Bavelier, Daphne. 2012. “Your Brain on Video Games”, TEDxCHUV (filmed June 2012), available at: http://www.ted.com/talks/daphne_bavelier_your_brain_on_video_games#t-10041 [accessed October 30, 2014].

Bogost, Ian. 2007. Persuasive Games. The Expressive Power of Videogames. Cambridge: MIT Press.

Crogan, Patrick. 2011. Gameplay Mode. War, Simulation, and Technoculture. Minneapolis: University of Minnesota Press.

Egenfeldt-Nielsen, Simon, Jonas Heide Smith and Susana Pajares Tosca. 2013. Understanding Video Games: The Essential Introduction. London: Routledge (2. edition).

Faucher, Kane. 2014. “Veblen 2.0: Neoliberal Games of Social Capital and the Attention Economy as Conspicuous Consumption”, TripleC, Vol. 12(1), 40-56.

Flanagan, Mary. 2009. Critical Play: Radical Game Design.
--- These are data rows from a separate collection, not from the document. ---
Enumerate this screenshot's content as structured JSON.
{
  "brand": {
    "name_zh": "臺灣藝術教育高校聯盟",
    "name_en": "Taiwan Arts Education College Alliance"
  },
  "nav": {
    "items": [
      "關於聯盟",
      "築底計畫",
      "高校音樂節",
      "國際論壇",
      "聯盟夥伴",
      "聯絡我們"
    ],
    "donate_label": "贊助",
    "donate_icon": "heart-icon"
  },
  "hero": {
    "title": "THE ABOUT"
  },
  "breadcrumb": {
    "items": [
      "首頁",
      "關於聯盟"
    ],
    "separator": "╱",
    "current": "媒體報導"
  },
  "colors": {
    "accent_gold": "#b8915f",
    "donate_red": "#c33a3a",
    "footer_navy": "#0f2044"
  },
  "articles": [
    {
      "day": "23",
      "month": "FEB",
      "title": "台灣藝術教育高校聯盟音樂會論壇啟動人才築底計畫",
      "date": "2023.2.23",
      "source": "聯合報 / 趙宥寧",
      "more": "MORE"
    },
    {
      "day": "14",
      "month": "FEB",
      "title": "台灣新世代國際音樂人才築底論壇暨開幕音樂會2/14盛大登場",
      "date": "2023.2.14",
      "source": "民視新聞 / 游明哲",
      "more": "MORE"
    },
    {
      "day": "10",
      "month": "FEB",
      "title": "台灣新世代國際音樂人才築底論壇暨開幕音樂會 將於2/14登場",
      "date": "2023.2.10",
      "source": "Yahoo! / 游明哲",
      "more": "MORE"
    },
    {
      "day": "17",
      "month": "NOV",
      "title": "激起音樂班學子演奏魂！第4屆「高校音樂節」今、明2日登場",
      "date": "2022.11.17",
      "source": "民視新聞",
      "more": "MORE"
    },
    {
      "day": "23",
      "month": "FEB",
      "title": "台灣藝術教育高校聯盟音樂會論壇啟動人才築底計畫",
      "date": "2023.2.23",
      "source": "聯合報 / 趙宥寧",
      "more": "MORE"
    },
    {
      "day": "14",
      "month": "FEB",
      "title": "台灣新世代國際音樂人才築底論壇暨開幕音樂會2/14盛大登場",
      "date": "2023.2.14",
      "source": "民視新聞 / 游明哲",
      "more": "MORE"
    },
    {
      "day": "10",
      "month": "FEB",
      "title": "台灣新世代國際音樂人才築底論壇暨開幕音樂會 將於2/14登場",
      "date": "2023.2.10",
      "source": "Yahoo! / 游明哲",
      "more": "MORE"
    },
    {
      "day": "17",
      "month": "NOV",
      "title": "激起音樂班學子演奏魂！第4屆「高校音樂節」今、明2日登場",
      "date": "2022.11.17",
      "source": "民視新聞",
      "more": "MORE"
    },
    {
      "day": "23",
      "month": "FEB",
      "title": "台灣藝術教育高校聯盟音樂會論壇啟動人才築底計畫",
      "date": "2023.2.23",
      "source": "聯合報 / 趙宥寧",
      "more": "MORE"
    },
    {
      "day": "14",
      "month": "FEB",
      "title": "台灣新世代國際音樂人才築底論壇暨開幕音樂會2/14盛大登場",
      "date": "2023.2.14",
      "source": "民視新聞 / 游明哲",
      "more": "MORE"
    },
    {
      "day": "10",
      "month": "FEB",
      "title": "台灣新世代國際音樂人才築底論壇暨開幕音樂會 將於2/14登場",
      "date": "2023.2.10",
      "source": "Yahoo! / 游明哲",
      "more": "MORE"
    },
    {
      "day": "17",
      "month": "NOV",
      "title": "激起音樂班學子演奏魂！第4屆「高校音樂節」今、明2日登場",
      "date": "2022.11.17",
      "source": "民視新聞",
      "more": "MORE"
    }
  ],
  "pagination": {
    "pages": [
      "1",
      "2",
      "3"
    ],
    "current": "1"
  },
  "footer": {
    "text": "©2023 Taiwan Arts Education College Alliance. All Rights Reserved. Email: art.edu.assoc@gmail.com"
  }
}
Cambridge: MIT Press.

Fuchs, Christian. 2012. “The Political Economy of Privacy on Facebook”, Television & New Media 13(2), 139-155.

Green, C.S. & Bavelier, D. (2003). “Action video game modifies visual selective attention” Nature 423, 534-537.


Green, C.S. & Bavelier, D. (2006). “Enumeration versus multiple object tracking: The case of action video game players”, Cognition 101, 217-245.

Hayles, Katherine N. 2007. “Hyper and Deep Attention: The Generational Divide in Cognitive Modes”, Profession (2007), 187-199.

Hayles, Katherine N. 2012. How We Think: Digital Media and Contemporary Technogenesis. Chicago: The University of Chicago Press.

Huizinga, Johan. 1949. Homo Ludens: A Study of the Play-Element in Culture. London: Routledge.

Pötzsch, Holger. 2011. “Borders, Barriers, and Grievable Lives: The Discursive Production of Self and Other in Film and Other Audio-Visual Media”, Nordicom Review, Vol. 32(2), 75-94.

Pötzsch, Holger. 2014. “The Ubiquitous Absence of the Enemy in Contemporary Israeli War Films” in The Philosophy of War Films. Ed. David LaRocca. Univ Press of Kentucky, 313-333.

Rogers, Kenneth. 2014. The Attention Complex. Media, Archaeology, Method. New York: Palgrave Macmillan.

Schrape, Niklas. 2014. “Gamification and Governmentality”, in: Rethinking Gamification. Eds. Mathias Fuchs, Sonia Fizek, Paolo Ruffino, and Niklas Scharpe. Lüneburg: Meson Press, 21-45.

Footnotes
  1. The talk is based on her previous research output (see for instance Green and Bavelier 2003, 2006) and can be accessed here: http://www.ted.com/talks/daphne_bavelier_your_brain_on_video_games#t-10041. Quotation from the website’s ingress.  back

0 Comments

 

Leave a comment

Please fill out all the fields.
Your email adress will not be published or distributed.